● **TO DO**
Scan the entries below and extract each line with the word "ingredients" in it.

● **DATA FOR ANALYSIS**
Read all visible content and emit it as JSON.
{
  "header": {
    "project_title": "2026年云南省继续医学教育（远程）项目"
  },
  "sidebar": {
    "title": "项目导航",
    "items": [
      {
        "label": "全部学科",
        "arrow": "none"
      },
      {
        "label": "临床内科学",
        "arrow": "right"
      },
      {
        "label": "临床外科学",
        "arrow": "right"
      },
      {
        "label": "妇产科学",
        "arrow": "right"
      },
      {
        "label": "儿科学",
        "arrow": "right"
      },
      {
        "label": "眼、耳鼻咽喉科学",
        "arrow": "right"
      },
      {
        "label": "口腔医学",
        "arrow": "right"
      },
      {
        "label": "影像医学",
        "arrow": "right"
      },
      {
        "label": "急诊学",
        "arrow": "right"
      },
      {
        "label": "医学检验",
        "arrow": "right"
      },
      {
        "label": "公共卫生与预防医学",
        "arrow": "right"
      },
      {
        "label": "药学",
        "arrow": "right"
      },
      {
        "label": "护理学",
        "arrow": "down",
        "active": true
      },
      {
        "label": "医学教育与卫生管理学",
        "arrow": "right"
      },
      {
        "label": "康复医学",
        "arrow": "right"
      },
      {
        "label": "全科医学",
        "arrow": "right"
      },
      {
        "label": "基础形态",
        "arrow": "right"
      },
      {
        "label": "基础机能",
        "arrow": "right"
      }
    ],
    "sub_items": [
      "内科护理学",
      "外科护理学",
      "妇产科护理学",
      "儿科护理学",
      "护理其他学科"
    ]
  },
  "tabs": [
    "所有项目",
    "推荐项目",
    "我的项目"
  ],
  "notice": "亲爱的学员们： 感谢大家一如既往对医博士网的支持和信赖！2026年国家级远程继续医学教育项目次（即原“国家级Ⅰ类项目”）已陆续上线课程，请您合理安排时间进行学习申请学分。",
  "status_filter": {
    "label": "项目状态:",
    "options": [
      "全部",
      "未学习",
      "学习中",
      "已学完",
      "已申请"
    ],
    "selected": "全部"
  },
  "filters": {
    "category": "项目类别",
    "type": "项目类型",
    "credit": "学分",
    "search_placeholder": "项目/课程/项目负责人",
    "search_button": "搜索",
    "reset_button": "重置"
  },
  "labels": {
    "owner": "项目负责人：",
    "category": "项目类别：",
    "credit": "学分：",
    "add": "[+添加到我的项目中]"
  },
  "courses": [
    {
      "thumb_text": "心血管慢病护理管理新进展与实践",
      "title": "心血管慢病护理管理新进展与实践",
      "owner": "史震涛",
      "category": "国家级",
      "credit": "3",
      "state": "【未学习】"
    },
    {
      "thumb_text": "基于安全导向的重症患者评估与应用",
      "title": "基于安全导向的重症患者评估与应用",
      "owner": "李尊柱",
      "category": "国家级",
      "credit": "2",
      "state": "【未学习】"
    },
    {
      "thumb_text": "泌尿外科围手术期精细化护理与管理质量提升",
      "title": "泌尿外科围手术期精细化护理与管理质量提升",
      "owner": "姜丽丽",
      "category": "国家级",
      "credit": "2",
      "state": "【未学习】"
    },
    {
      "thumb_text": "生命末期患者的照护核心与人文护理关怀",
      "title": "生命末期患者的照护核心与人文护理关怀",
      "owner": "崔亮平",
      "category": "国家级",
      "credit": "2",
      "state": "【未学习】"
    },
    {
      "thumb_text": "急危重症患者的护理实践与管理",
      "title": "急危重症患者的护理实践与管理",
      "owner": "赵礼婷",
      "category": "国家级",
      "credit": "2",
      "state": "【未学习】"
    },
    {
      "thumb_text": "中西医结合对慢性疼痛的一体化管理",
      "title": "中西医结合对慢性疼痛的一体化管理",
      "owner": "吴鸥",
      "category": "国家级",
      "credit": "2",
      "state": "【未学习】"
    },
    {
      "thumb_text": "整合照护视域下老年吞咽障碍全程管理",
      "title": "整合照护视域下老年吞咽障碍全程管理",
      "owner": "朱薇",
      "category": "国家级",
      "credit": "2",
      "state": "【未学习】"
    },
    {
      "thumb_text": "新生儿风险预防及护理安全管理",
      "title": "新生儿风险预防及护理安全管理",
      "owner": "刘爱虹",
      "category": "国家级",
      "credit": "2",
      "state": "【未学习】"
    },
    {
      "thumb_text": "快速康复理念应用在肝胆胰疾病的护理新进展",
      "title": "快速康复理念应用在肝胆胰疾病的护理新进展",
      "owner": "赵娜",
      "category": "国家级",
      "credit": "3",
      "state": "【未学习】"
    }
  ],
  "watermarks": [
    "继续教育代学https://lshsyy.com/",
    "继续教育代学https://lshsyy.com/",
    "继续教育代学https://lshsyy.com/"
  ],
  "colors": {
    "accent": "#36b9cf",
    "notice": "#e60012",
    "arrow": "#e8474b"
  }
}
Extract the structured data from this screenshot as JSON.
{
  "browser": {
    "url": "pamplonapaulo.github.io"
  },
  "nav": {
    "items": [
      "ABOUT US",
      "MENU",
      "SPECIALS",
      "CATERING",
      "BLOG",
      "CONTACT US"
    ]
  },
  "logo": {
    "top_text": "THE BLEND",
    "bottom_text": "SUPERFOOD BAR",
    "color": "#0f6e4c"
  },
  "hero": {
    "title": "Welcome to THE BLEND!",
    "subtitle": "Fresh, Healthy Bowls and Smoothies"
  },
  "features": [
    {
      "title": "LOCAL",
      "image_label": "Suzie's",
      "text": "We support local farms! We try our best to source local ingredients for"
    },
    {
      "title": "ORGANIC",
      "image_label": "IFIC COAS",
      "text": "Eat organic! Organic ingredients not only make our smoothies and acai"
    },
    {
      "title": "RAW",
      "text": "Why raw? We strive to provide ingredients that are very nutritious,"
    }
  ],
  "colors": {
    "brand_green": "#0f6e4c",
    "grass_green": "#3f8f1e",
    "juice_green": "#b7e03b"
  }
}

● **WRITTEN SOLUTION**
      "text": "We support local farms! We try our best to source local ingredients for"
      "text": "Eat organic! Organic ingredients not only make our smoothies and acai"
      "text": "Why raw? We strive to provide ingredients that are very nutritious,"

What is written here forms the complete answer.